|US20100313736 *||Dec 16, 2010||Evan Lenz||System and method for learning music in a computer game|
|US20110024499 *||Aug 3, 2009||Feb 3, 2011||Michael Wein||Entrance ticket with lighting effect|
|US20110124410 *||May 26, 2011||Xiaodong Mao||Controller for interfacing with a computing program using position, orientation, or motion|
|US20110189942 *||Aug 4, 2011||Eric Inselberg||Method and apparatus for interactive audience participation at a live entertainment event|
|US20110219939 *||Sep 15, 2011||Brian Bentson||Method of instructing an audience to create spontaneous music|
|KR20080039525A||Title not available|

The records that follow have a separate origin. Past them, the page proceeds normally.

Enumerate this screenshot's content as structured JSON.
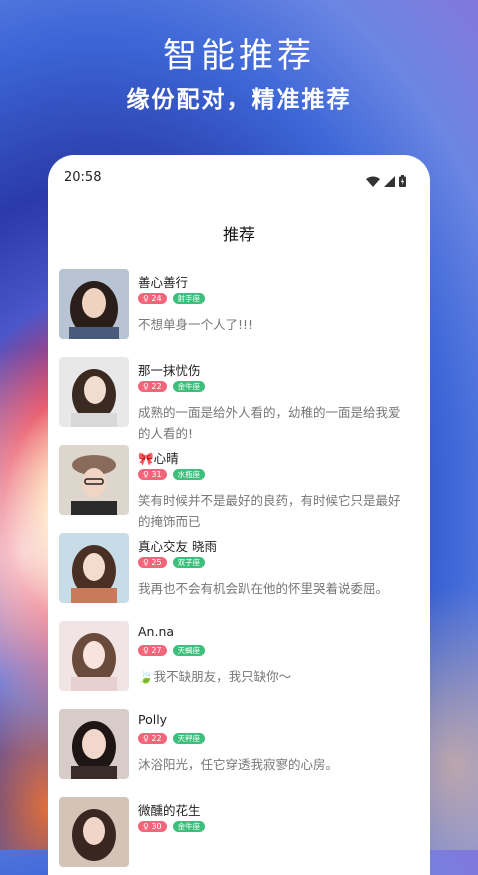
{
  "hero": {
    "title": "智能推荐",
    "subtitle": "缘份配对，精准推荐"
  },
  "status_bar": {
    "time": "20:58",
    "icons": [
      "wifi-icon",
      "signal-icon",
      "battery-icon"
    ]
  },
  "page": {
    "title": "推荐"
  },
  "colors": {
    "age_badge": "#f2657a",
    "zodiac_badge": "#3dbf7c"
  },
  "users": [
    {
      "name": "善心善行",
      "age": "♀ 24",
      "zodiac": "射手座",
      "bio": "不想单身一个人了!!!"
    },
    {
      "name": "那一抹忧伤",
      "age": "♀ 22",
      "zodiac": "金牛座",
      "bio": "成熟的一面是给外人看的，幼稚的一面是给我爱的人看的!"
    },
    {
      "name": "🎀心晴",
      "age": "♀ 31",
      "zodiac": "水瓶座",
      "bio": "笑有时候并不是最好的良药，有时候它只是最好的掩饰而已"
    },
    {
      "name": "真心交友 晓雨",
      "age": "♀ 25",
      "zodiac": "双子座",
      "bio": "我再也不会有机会趴在他的怀里哭着说委屈。"
    },
    {
      "name": "An.na",
      "age": "♀ 27",
      "zodiac": "天蝎座",
      "bio": "🍃我不缺朋友，我只缺你～"
    },
    {
      "name": "Polly",
      "age": "♀ 22",
      "zodiac": "天秤座",
      "bio": "沐浴阳光，任它穿透我寂寥的心房。"
    },
    {
      "name": "微醺的花生",
      "age": "♀ 30",
      "zodiac": "金牛座",
      "bio": ""
    }
  ]
}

|Citing Patent||Filing date||Publication date||Applicant||Title|
|US8487174||Feb 17, 2012||Jul 16, 2013||Sounds Like Fun, Llc||Method of instructing an audience to create spontaneous music|
|US9099065 *||Mar 15, 2013||Aug 4, 2015||Justin LILLARD||System and method for teaching and playing a musical instrument|
|U.S. Classification||84/609, 84/615, 84/649, 84/647|
|Mar 3, 2011||AS||Assignment|
Owner name: SOUNDS LIKE FUN, LLC, CALIFORNIA
Free format text: ASSIGNMENT OF ASSIGNORS INTEREST;ASSIGNOR:BENTSON, BRIAN A.;REEL/FRAME:025901/0445
Effective date: 20100824
|Jul 30, 2015||FPAY||Fee payment|
Year of fee payment: 4